On this Blu-Ray version of "Halloween 5", Anchor Bay Entertainment presents the film in a 1080p high definition transfer that restores the movie's 1.85:1 aspect ratio. Without signs of age, and without blemishes or defects, the transfer is solid throughout, giving the image clarity and a crispness you might not have expected. While the entire lighting of the film maybe different from the rest of the "Halloween" staple, the transfer makes sure to bring the daylight scenes to life with amazing detail and wonderful vibrancy, but also faithfully restores the nighttime scenes with deep and solid blacks, adding incredible visual depth to the image.
The audio on this Blu-Ray Disc is an engrossing Dolby Digital 5.1 TrueHD mix. This audio mix does a great job of bringing John Carpenter's original "Halloween" theme to life, which has been re-orchestrated by long-time Carpenter associate Alan Howarth in this sequel. The surround sound speakers are active throughout the film, giving excellent response during the finale. The sound is always balanced, without fluctuations in volume or distortion of the dialogue.

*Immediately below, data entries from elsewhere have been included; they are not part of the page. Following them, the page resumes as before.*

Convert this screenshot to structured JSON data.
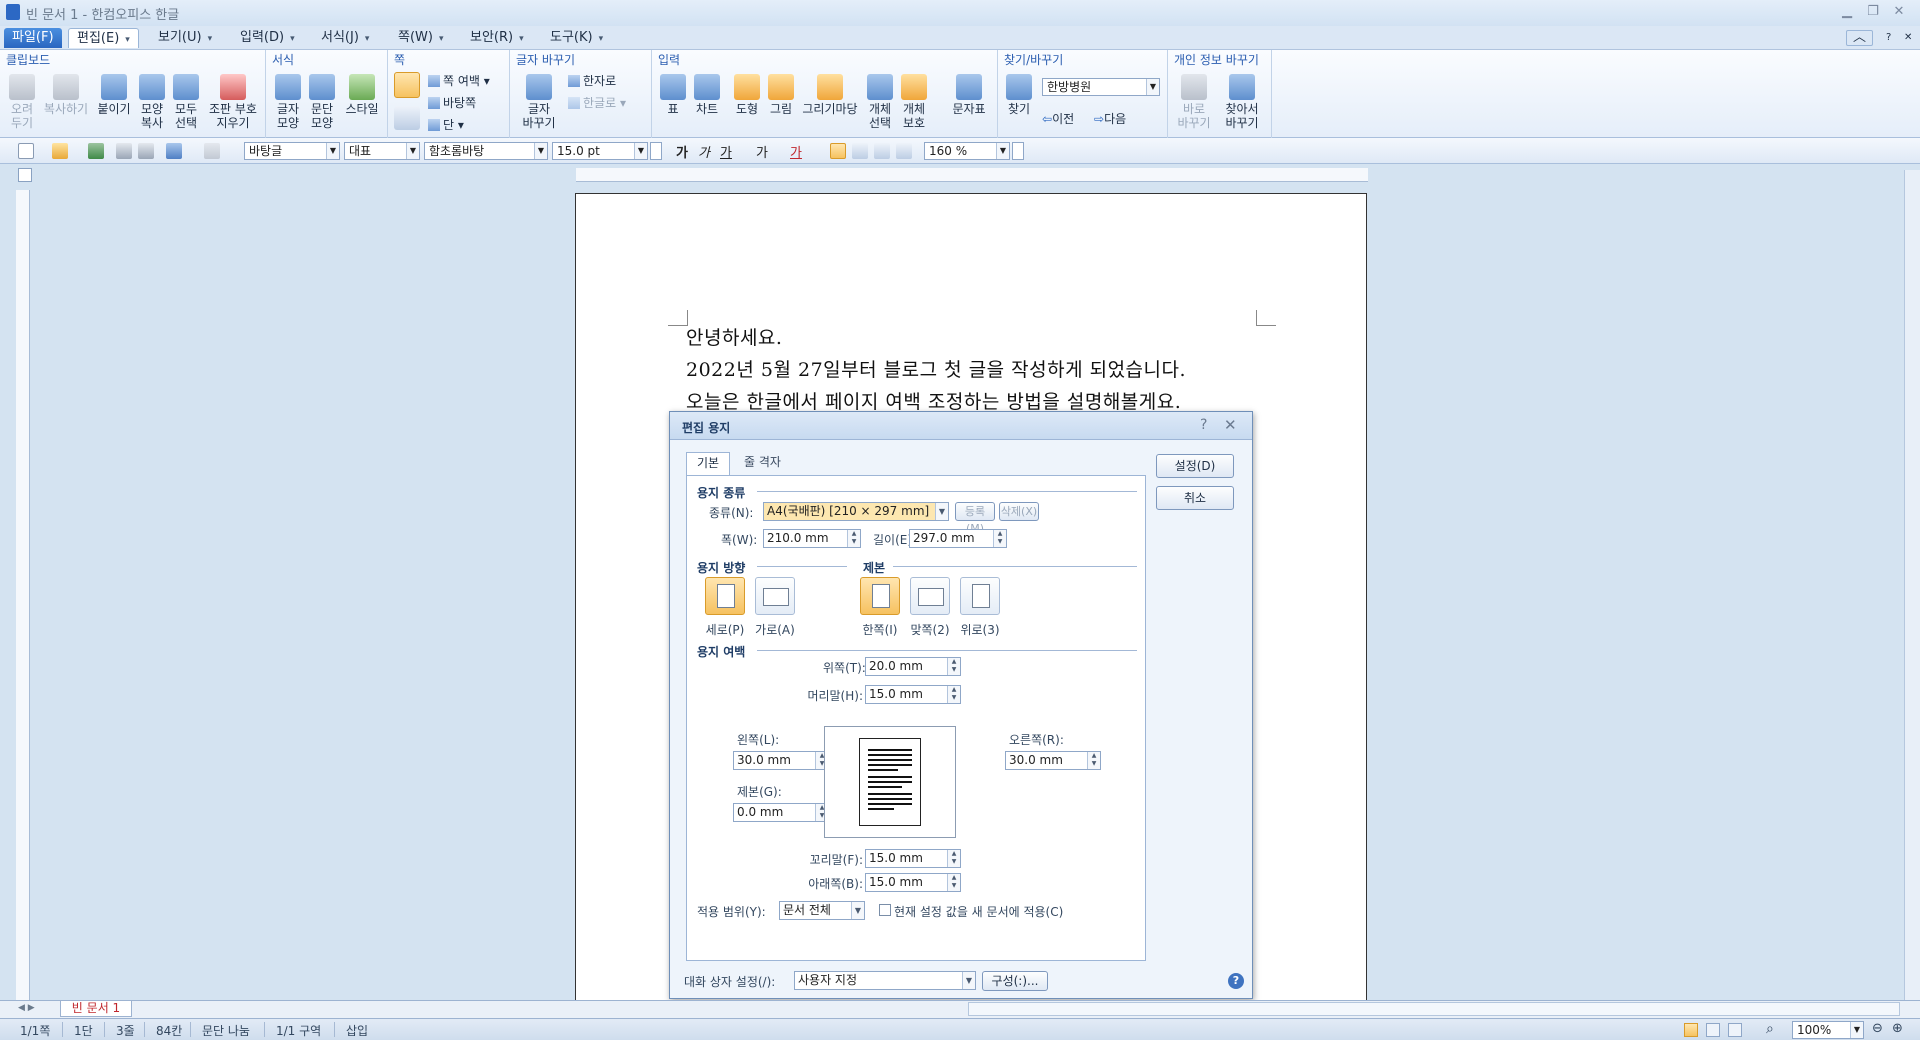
{
  "window": {
    "title": "빈 문서 1 - 한컴오피스 한글",
    "minimize": "▁",
    "restore": "❐",
    "close": "✕",
    "ribbon_min": "︿"
  },
  "menu": [
    {
      "label": "파일(F)"
    },
    {
      "label": "편집(E)"
    },
    {
      "label": "보기(U)"
    },
    {
      "label": "입력(D)"
    },
    {
      "label": "서식(J)"
    },
    {
      "label": "쪽(W)"
    },
    {
      "label": "보안(R)"
    },
    {
      "label": "도구(K)"
    }
  ],
  "ribbon": {
    "clipboard": {
      "label": "클립보드",
      "cut": "오려\n두기",
      "copy": "복사하기",
      "paste": "붙이기",
      "format_copy": "모양\n복사",
      "select_all": "모두\n선택",
      "clear_marks": "조판 부호\n지우기"
    },
    "format": {
      "label": "서식",
      "char_shape": "글자\n모양",
      "para_shape": "문단\n모양",
      "style": "스타일"
    },
    "page": {
      "label": "쪽",
      "margin": "쪽 여백",
      "background": "바탕쪽",
      "columns": "단"
    },
    "convert": {
      "label": "글자 바꾸기",
      "char_convert": "글자\n바꾸기",
      "to_hanja": "한자로",
      "to_hangul": "한글로"
    },
    "insert": {
      "label": "입력",
      "table": "표",
      "chart": "차트",
      "shape": "도형",
      "picture": "그림",
      "gallery": "그리기마당",
      "obj_select": "개체\n선택",
      "obj_protect": "개체\n보호",
      "symbol": "문자표"
    },
    "find": {
      "label": "찾기/바꾸기",
      "find": "찾기",
      "search_value": "한방병원",
      "prev": "이전",
      "next": "다음"
    },
    "privacy": {
      "label": "개인 정보 바꾸기",
      "replace_now": "바로\n바꾸기",
      "find_replace": "찾아서\n바꾸기"
    }
  },
  "toolbar": {
    "style": "바탕글",
    "outline": "대표",
    "font": "함초롬바탕",
    "font_size": "15.0",
    "size_unit": "pt",
    "bold": "가",
    "italic": "가",
    "underline": "가",
    "strike": "가",
    "color": "가",
    "line_spacing": "160",
    "spacing_unit": "%"
  },
  "document": {
    "lines": [
      "안녕하세요.",
      "2022년 5월 27일부터 블로그 첫 글을 작성하게 되었습니다.",
      "오늘은 한글에서 페이지 여백 조정하는 방법을 설명해볼게요."
    ]
  },
  "dialog": {
    "title": "편집 용지",
    "help": "?",
    "close": "✕",
    "tabs": [
      "기본",
      "줄 격자"
    ],
    "paper_section": "용지 종류",
    "paper_type_label": "종류(N):",
    "paper_type_value": "A4(국배판) [210 × 297 mm]",
    "register_btn": "등록(M)",
    "delete_btn": "삭제(X)",
    "width_label": "폭(W):",
    "width_value": "210.0 mm",
    "height_label": "길이(E):",
    "height_value": "297.0 mm",
    "orientation_section": "용지 방향",
    "portrait": "세로(P)",
    "landscape": "가로(A)",
    "binding_section": "제본",
    "bind_single": "한쪽(I)",
    "bind_facing": "맞쪽(2)",
    "bind_top": "위로(3)",
    "margin_section": "용지 여백",
    "top_label": "위쪽(T):",
    "top_value": "20.0 mm",
    "header_label": "머리말(H):",
    "header_value": "15.0 mm",
    "left_label": "왼쪽(L):",
    "left_value": "30.0 mm",
    "right_label": "오른쪽(R):",
    "right_value": "30.0 mm",
    "gutter_label": "제본(G):",
    "gutter_value": "0.0 mm",
    "footer_label": "꼬리말(F):",
    "footer_value": "15.0 mm",
    "bottom_label": "아래쪽(B):",
    "bottom_value": "15.0 mm",
    "apply_label": "적용 범위(Y):",
    "apply_value": "문서 전체",
    "apply_new_doc": "현재 설정 값을 새 문서에 적용(C)",
    "settings_label": "대화 상자 설정(/):",
    "settings_value": "사용자 지정",
    "compose_btn": "구성(:)...",
    "ok_btn": "설정(D)",
    "cancel_btn": "취소"
  },
  "tabs": {
    "sheet": "빈 문서 1"
  },
  "status": {
    "page": "1/1쪽",
    "column": "1단",
    "line": "3줄",
    "col_pos": "84칸",
    "section_break": "문단 나눔",
    "section": "1/1 구역",
    "mode": "삽입",
    "zoom": "100%"
  },
  "colors": {
    "accent": "#2a66c0",
    "dialog_bg": "#eef4fb",
    "selected_orient": "#f6c260"
  }
}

As supplements, the release contains two separate commentary tracks. The first features actorsDanielle Harries and Jeffrey Landman along with director Dominique Othenin-Girard as they discuss their memories of making the film in quite some detail. The second commentary, a new one, features Michael Myers-actor Don Shanks and author Justin Beahm. It is an interesting track that is propelled forward mostly by Beahm's knowledge of the franchise and his insistent questioning of Shanks on a variety of subjects.
Also included is the featurette "Halloween 5: The Set," offering up various behind-the-scenes clips, though sadly it is not nearly as insightful as the featurette "Inside Halloween 5" that was part of a previous DVD release.
Thorough fans of the "Halloween" series will definitely want to invest in the Blu-Ray version of "Halloween 5". Anchor Bay has brought us another superb transfer, giving the film a great look and impressive sound. While this disc may be a bit short in the extra features department, completists will appreciate the disc all the same. But, I must ask one final question: Why don't the police remove Michael Myers mask when they arrest him?!